standard gives all the pairs of characters between which you are
normally not allowed to break a line. (See the WD for more

Do you think this strict/loose distinction is not enough?

Btw., I am thinking that the properties 'line-break' and 'word-break'
have rather confusing names, especially since we also have to bring in
hyphenation somewhere, which is another line-breaking phenomenon. I'd
suggest 'ideographic-line-break' (with values 'none', 'strict' and
'loose') and 'hyphenation' (with values 'none', 'hyphenate',
'anywhere' and 'long-words'.

It would be easier to understand that one affects ideographic scripts
and the other alphabetic ones.

The 'none' value on 'ideographic-line-break' takes the place of
'keep-all' in the draft.

The values 'none' and 'hyphenate' should be clear enough. 'Anywhere'
means break the word anywhere, without regard for hyphenation rules,
'long-words' means the same as 'none', except when a word is so long
that it is wider than the line; in that case it may be broken.


> - Second, layout-grid-char seems to duplicate letter-spacing. I
> understand why you wouldn't want to use line-height instead
> of layout-grid-line for spacing between lines, since line-height
> implies a vertical dimension. However, letter-spacing doesn't
> imply anything other than "between letters." It might be simpler
> (for authors at least) to just redefine letter-spacing's behavior to
> take the grid into account if layout-grid-mode is not set to "none."
> The layout-grid property would then be shorthand for
> layout-grid-mode, layout-grid-type, layout-grid-line, and
> letter-spacing.

Letter-spacing indeed plays a role which is not explained in the
draft. I am in fact wondering if it doesn't already do what
layout-grid does, at least in the horizontal direction (or rather: in
the direction of the letters).

The line spacing might be better handled by an extension to
'line-height', to allow designers to fix the line height and not allow
it to grow arbitrarily because of tall inline elements. Although you
are right that "height" seems to indicate something vertical...

I'm actually hoping that 'layout-grid-type' is not real.

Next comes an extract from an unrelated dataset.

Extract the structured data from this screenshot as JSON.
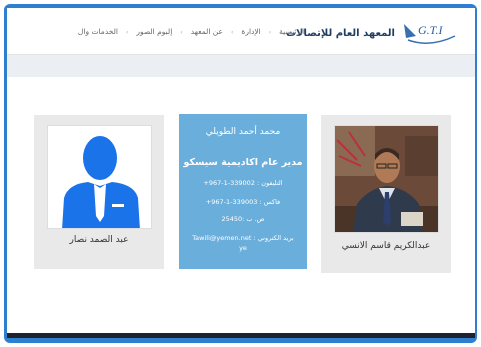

Or at least
that we can do without.

Between them, 'letter-spacing' and 'line-height' (maybe with a small
addition) should then be able to completely replace the grid

> And now the technical stuff (Yeah, I know it's just a working
> draft, but I figure it's safer to be nitpicky now rather than
> letting some mistakes into a more official document):
> In the notes for section 3.6 (layout-grid shorthand property),
> the second example reads:
> DIV.section1 { layout-grid: strict line .5in 20% }
> However, this puts the layout-grid-type value and 
> layout-grid-mode value in reverse order to how the property
> is defined earlier.
> And finally, In the section on tate-chu-yoku text, it might
> make more sense to use a lang type selector rather than
> an inline style just to be consistent. That's the sort of thing
> language selectors are for, right?

The section on vertical text has disappeared from the draft for a
major overhaul.

But referring to the previous version: I'm not sure you can use a
language selector. What language would you put on the "1996"? I
probably would use CLASS="year" or something.

  Bert Bos                                ( W 3 C ) http://www.w3.org/
  http://www.w3.org/people/bos/                              W3C/INRIA
  bert@w3.org                             2004 Rt des Lucioles / BP 93
  +33 (0)4 92 38 76 92            06902 Sophia Antipolis Cedex, France
Received on Wednesday, 22 September 1999 14:34:04 UTC

This archive was generated by hypermail 2.3.1 : Monday, 2 May 2016 14:26:51 UTC